On the day of enrollment, all women will be interviewed using a pre-tested structured questionnaire to identify basic baseline characteristics. Then, they will be followed up via phone bimonthly for eight months to assess how the intervention influences on dual-method use and pregnancy and STI incidence (two, four, six, and eight months after the enrollment). All interviews will be conducted by trained female research assistants using an interview guide in either English or Runyankore. All data will be entered using EpiData version 4.6.
All participants will be given some incentives worth of 10,000 UGX (equivalent to 3 USD) for their time and participation in the study after the initial interviews.
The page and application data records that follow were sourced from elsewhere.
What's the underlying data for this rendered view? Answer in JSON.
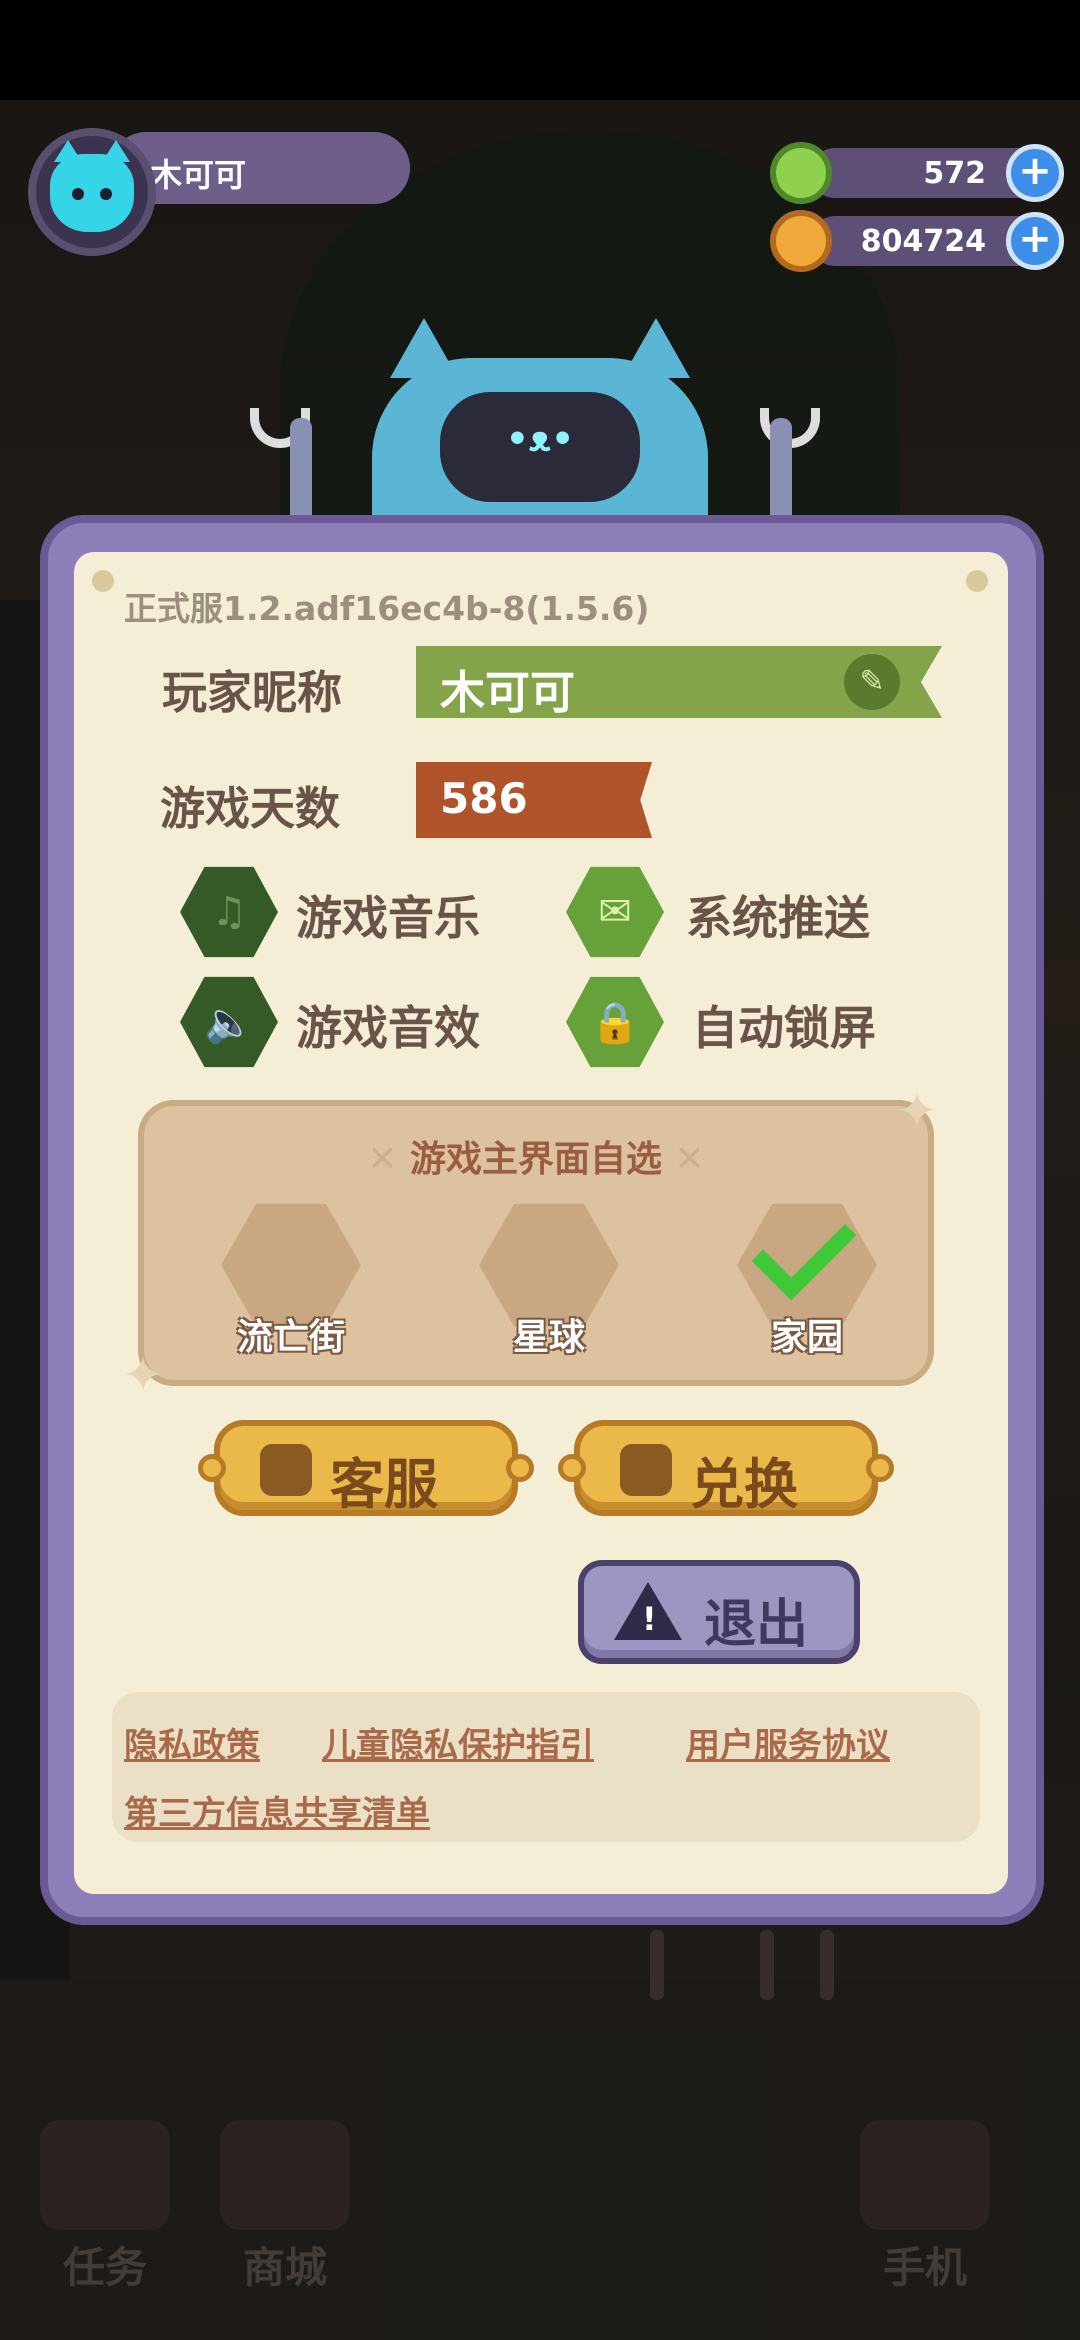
{
  "profile": {
    "name": "木可可"
  },
  "currency": [
    {
      "name": "gem",
      "value": "572",
      "color": "#8fd14f"
    },
    {
      "name": "gold-coin",
      "value": "804724",
      "color": "#f0a93a"
    }
  ],
  "robot": {
    "screen_text": "•ᴥ•"
  },
  "settings": {
    "version": "正式服1.2.adf16ec4b-8(1.5.6)",
    "nickname_label": "玩家昵称",
    "nickname_value": "木可可",
    "days_label": "游戏天数",
    "days_value": "586",
    "toggles": [
      {
        "label": "游戏音乐",
        "icon": "music-note-icon",
        "state": "off"
      },
      {
        "label": "系统推送",
        "icon": "envelope-icon",
        "state": "on"
      },
      {
        "label": "游戏音效",
        "icon": "speaker-icon",
        "state": "off"
      },
      {
        "label": "自动锁屏",
        "icon": "lock-icon",
        "state": "on"
      }
    ],
    "home_select": {
      "title": "游戏主界面自选",
      "options": [
        {
          "label": "流亡街",
          "selected": false
        },
        {
          "label": "星球",
          "selected": false
        },
        {
          "label": "家园",
          "selected": true
        }
      ]
    },
    "buttons": {
      "service": "客服",
      "redeem": "兑换",
      "logout": "退出"
    },
    "links": [
      "隐私政策",
      "儿童隐私保护指引",
      "用户服务协议",
      "第三方信息共享清单"
    ]
  },
  "bottom_nav": [
    "任务",
    "商城",
    "手机"
  ],
  "colors": {
    "panel_frame": "#8e7fba",
    "paper": "#f5eed6",
    "nickname_ribbon": "#83a448",
    "days_ribbon": "#b0532b",
    "toggle_on": "#67a13a",
    "toggle_off": "#365a27"
  }
}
Participants who participate in the learning workshop will receive 20,000 UGX (equivalent to 6 USD) for transportation.
The background characteristics of women will be compared between the intervention and the control group using Pearson’s chi-squared or Fisher’s exact tests . Mixed effects logistic regression analysis will be performed with a random effects term for the clusters to access the effect of the intervention on the following outcomes: dual-method selection and adherence, self-reporting pregnancy and STI incidence in the two months before each follow-up data collection. In addition, hierarchical logistic regression model will be introduced to ascertain the predictors of each outcome. Model 1 will be adjusted for demographic variables, such as age, education, and the number of children. Model 2 will be adjusted for the status of residence (urban or rural) in addition to demographic variables. Model 3 will include the type of HECs at the baseline sequentially, which is known to be associated with dual-method use [8, 45]. Model 4 will be adjusted for variables related to their partners, such as partner’s attitude toward family planning. Model 5 will include women’s perceived risk of HIV/STIs. Model 6 (full model) will be adjusted for all variables. Besides, sub-group analyses will be conducted among HIV-seroconcordant and-discordant couples. All the analyses will be conducted on both per-protocol and intention-to-treat basis. Per-protocol analysis will assess the efficacy of the intervention while intention-to-treat analysis will test its effectiveness . Attrition rates and reasons for dropout will be compared between the intervention and the control group . The significance level will be set at 5%. STATA version 13.1 will be used for all data analyses.